FPOO Chapters 2 & 3: Basic Objects in Elixir

Note: This article is part of a series working through the exercises in Brian Marick's "Functional Programming for the Object-Oriented Programmer", in Elixir instead of Clojure. The full notes and source code are on GitHub.

I feel like I should start with a disclaimer: this post is not advocating building an OO system on top of an FP language. And anyway, the Elixir/Erlang “process” model is arguably a very OO system right out of the box. But this series is about working through the FPOO book, and the exercise that’s up next is to implement a basic OO system on top of an FP language, so that’s what I’m going to do.

First version, without knowledge of class:

(Note: when I wrote this I either didn’t know, or had forgotten, that subscript/square-bracket access was available in Elixir. So you’ll see a lot of get(point, :x) when I probably could have written point[:x].)

Second version, with knowledge of class and shift method:

Exercise 1: Implement add

I think I’ll switch over to doctests instead of separate unit tests.

Exercise 2: A “new” operator

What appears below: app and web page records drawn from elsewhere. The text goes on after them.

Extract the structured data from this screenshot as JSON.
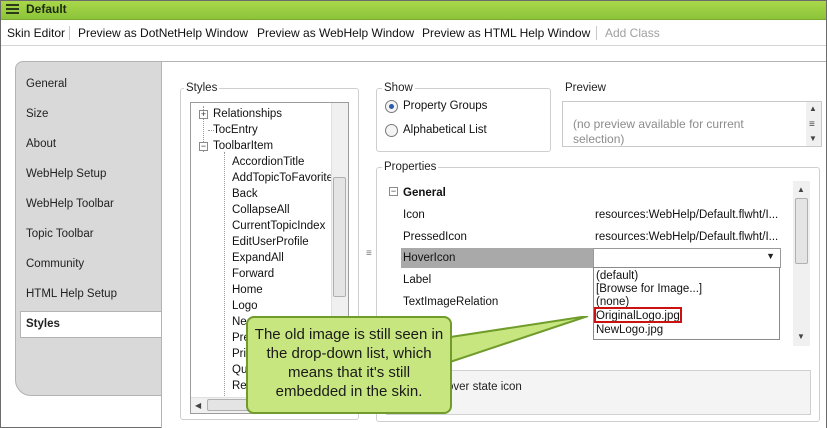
{
  "window": {
    "title": "Default"
  },
  "toolbar": {
    "skin_editor": "Skin Editor",
    "preview_dotnet": "Preview as DotNetHelp Window",
    "preview_webhelp": "Preview as WebHelp Window",
    "preview_htmlhelp": "Preview as HTML Help Window",
    "add_class": "Add Class"
  },
  "sidebar": {
    "items": [
      {
        "label": "General"
      },
      {
        "label": "Size"
      },
      {
        "label": "About"
      },
      {
        "label": "WebHelp Setup"
      },
      {
        "label": "WebHelp Toolbar"
      },
      {
        "label": "Topic Toolbar"
      },
      {
        "label": "Community"
      },
      {
        "label": "HTML Help Setup"
      },
      {
        "label": "Styles"
      }
    ],
    "selected": "Styles"
  },
  "styles_panel": {
    "label": "Styles",
    "tree": [
      "Relationships",
      "TocEntry",
      "ToolbarItem",
      "AccordionTitle",
      "AddTopicToFavorites",
      "Back",
      "CollapseAll",
      "CurrentTopicIndex",
      "EditUserProfile",
      "ExpandAll",
      "Forward",
      "Home",
      "Logo",
      "Ne",
      "Pre",
      "Prir",
      "Qu",
      "Re"
    ]
  },
  "show_panel": {
    "label": "Show",
    "options": [
      "Property Groups",
      "Alphabetical List"
    ],
    "selected": "Property Groups"
  },
  "preview_panel": {
    "label": "Preview",
    "text": "(no preview available for current selection)"
  },
  "properties_panel": {
    "label": "Properties",
    "group": "General",
    "rows": [
      {
        "name": "Icon",
        "value": "resources:WebHelp/Default.flwht/I..."
      },
      {
        "name": "PressedIcon",
        "value": "resources:WebHelp/Default.flwht/I..."
      },
      {
        "name": "HoverIcon",
        "value": ""
      },
      {
        "name": "Label",
        "value": ""
      },
      {
        "name": "TextImageRelation",
        "value": ""
      }
    ],
    "dropdown_options": [
      "(default)",
      "[Browse for Image...]",
      "(none)",
      "OriginalLogo.jpg",
      "NewLogo.jpg"
    ],
    "description": "over state icon"
  },
  "callout": {
    "text": "The old image is still seen in the drop-down list, which means that it's still embedded in the skin."
  }
}
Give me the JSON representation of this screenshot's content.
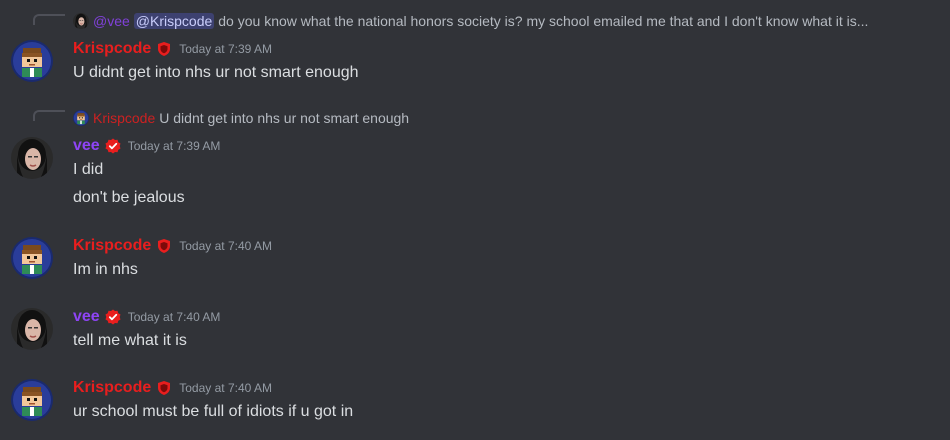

If I did this exactly like the Clojure version I’d have to call it like this:

Blerg. I’ll make a macro instead.

OK, that was kinda cool. Of course, if I were willing to put up with passing the classname as a symbol rather than as a bareword, I wouldn’t need a macro.

Note the use of delegate_locals_to: __MODULE__ to enable the eval_quoted to find methods in the current module. I’m still getting the hang of eval-ing in Elixir; there may be a better way to do this.

The next three exercises involve comparing triangles and I just can’t get excited about that, so I’m gonna stop here.